• ACTION ITEM:
In the following material, identify every line holding the string "Aspect" and return it.

• DATA RECORDS:
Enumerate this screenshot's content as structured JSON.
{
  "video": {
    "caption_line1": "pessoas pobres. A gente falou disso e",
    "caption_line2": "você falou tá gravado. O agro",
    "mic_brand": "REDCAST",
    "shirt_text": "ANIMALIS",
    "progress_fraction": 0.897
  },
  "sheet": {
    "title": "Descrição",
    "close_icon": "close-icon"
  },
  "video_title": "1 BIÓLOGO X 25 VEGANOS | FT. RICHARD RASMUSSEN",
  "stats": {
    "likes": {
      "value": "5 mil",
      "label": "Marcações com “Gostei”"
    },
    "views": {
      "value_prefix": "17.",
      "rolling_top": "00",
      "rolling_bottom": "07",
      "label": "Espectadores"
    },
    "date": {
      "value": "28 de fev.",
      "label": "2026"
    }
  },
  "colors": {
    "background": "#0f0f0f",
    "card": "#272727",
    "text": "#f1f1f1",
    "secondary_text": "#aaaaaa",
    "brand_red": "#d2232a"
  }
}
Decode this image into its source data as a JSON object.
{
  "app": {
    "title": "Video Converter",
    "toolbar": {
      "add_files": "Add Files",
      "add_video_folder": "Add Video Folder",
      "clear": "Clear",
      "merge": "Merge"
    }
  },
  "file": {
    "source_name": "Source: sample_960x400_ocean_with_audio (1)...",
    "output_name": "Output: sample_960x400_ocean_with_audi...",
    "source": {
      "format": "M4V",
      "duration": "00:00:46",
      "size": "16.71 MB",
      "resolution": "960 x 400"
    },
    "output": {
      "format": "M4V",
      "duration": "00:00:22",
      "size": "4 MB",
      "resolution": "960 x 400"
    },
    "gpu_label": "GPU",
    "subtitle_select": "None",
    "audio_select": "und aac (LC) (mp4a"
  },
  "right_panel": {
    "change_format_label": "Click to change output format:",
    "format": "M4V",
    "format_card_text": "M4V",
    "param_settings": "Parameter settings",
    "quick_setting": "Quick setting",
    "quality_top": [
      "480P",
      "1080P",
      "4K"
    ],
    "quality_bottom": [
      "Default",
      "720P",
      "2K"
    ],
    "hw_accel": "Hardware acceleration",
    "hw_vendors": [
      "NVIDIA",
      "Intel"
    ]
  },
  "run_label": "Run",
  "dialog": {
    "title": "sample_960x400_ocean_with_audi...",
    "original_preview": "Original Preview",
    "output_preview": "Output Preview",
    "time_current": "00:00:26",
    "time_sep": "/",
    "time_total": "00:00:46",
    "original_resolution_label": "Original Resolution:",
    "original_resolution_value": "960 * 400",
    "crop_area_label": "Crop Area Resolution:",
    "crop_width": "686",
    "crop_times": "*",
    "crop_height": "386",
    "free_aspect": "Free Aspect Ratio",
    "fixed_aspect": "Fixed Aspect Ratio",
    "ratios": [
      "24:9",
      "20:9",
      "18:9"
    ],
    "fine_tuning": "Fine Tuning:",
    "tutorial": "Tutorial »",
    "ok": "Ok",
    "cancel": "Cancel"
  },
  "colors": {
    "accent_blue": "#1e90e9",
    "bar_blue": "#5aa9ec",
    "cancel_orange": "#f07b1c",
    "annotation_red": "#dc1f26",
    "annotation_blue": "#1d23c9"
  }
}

• REPLY:
    "free_aspect": "Free Aspect Ratio",
    "fixed_aspect": "Fixed Aspect Ratio",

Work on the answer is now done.